Eric Isbister, the C.E.O. of GenMet, a metal-fabricating manufacturer outside Milwaukee, told me that he would hire as many skilled workers as show up at his door. Last year, he received 1,051 applications and found only 25 people who were qualified. He hired all of them, but soon had to fire 15. Part of Isbisterâ€™s pickiness, he says, comes from an avoidance of workers with experience in a â€œunion-type job.â€ Isbister, after all, doesnâ€™t abide by strict work rules and $30-an-hour salaries. At GenMet, the starting pay is $10 an hour. Those with an associate degree can make $15, which can rise to $18 an hour after several years of good performance. From what I understand, a new shift manager at a nearby McDonaldâ€™s can earn around $14 an hour.
via Skills Donâ€™t Pay the Bills - NYTimes.com.
Also powerful is this post from Al Wenger of Union Square Ventures. These both lead to an unfortunate conclusion: until wages go back up I do not see how manufacturing is going to sustain our economy.
This year I am thankful to my friends in the fields of medicine and science. Today we live in a world where we can literally bring people back from being dead, cure cancer, and build replacement limbs. In our world a robotic exoskeleton can let a paralyzed person walk again. Immunizations mean that we need not experience the pain of polio or scariness of smallpox. Miracle drugs treat or cure diseases and conditions that would otherwise make life unbearable for many. What the doctors and scientists accomplish never ceases to amaze me, and I can only imagine what they will do next year.
That is why I am also thankful for the re-election of President Obama and the passage of healthcare reform. Our leaders are taking important steps to democratizing access to these treatments and as someone under 26 I have benefitted from the extension of parental health insurance that our leaders signed into law. The cost of healthcare locks people into jobs and makes it harder for entrepreneurs to start companies. There are few investments that I think will yield as many dividends as investing in the health of the American people.

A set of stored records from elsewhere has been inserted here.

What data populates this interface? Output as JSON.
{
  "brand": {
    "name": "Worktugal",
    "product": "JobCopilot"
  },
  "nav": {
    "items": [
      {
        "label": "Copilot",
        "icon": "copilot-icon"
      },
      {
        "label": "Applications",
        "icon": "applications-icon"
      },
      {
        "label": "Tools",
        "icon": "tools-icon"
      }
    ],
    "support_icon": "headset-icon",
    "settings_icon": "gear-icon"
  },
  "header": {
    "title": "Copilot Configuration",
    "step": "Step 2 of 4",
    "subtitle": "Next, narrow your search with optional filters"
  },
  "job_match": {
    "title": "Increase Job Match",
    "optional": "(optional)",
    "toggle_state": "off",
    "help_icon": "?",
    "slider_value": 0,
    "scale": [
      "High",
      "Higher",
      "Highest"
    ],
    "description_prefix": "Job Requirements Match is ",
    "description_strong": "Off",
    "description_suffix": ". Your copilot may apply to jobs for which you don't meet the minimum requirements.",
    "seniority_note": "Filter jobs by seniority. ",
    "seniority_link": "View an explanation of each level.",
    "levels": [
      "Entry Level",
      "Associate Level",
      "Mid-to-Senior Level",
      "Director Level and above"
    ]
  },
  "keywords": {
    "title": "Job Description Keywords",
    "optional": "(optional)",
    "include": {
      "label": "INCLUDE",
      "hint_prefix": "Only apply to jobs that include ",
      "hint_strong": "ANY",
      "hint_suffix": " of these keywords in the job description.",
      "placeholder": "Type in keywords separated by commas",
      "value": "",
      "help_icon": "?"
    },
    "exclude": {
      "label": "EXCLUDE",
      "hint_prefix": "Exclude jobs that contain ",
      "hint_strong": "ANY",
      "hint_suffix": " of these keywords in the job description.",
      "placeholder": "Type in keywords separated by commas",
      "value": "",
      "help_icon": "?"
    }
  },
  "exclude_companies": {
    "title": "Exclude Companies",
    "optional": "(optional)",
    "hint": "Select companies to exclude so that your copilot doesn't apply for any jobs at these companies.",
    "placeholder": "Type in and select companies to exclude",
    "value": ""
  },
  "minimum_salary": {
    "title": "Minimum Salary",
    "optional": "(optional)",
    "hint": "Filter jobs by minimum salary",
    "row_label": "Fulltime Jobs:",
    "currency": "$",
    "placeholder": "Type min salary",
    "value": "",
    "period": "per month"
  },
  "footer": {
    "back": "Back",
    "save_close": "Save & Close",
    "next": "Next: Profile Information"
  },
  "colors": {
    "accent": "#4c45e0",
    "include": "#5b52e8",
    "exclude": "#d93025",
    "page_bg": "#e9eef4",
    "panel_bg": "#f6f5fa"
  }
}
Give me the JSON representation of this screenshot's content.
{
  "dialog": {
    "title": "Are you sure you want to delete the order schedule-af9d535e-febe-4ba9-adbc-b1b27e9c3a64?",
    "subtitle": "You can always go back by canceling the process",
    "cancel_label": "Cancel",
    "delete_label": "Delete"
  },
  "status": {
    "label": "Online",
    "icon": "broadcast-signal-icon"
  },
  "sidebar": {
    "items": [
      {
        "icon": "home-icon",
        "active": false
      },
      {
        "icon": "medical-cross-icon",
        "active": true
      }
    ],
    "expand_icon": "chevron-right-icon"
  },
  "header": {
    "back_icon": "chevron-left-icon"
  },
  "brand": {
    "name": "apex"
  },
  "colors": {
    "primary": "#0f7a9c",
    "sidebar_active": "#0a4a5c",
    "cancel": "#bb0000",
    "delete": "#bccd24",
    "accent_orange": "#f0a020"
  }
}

Finally I am thankful to the taxpayers of Connecticut and the United States. They have generously chosen to invest in my future and education by subsidizing my loans and part of my law school tuition. The taxpayers of Connecticut even gave me a job for the rest of the year. It is my hope that I do not turn out to be a junk asset and will yield high returns for everyone.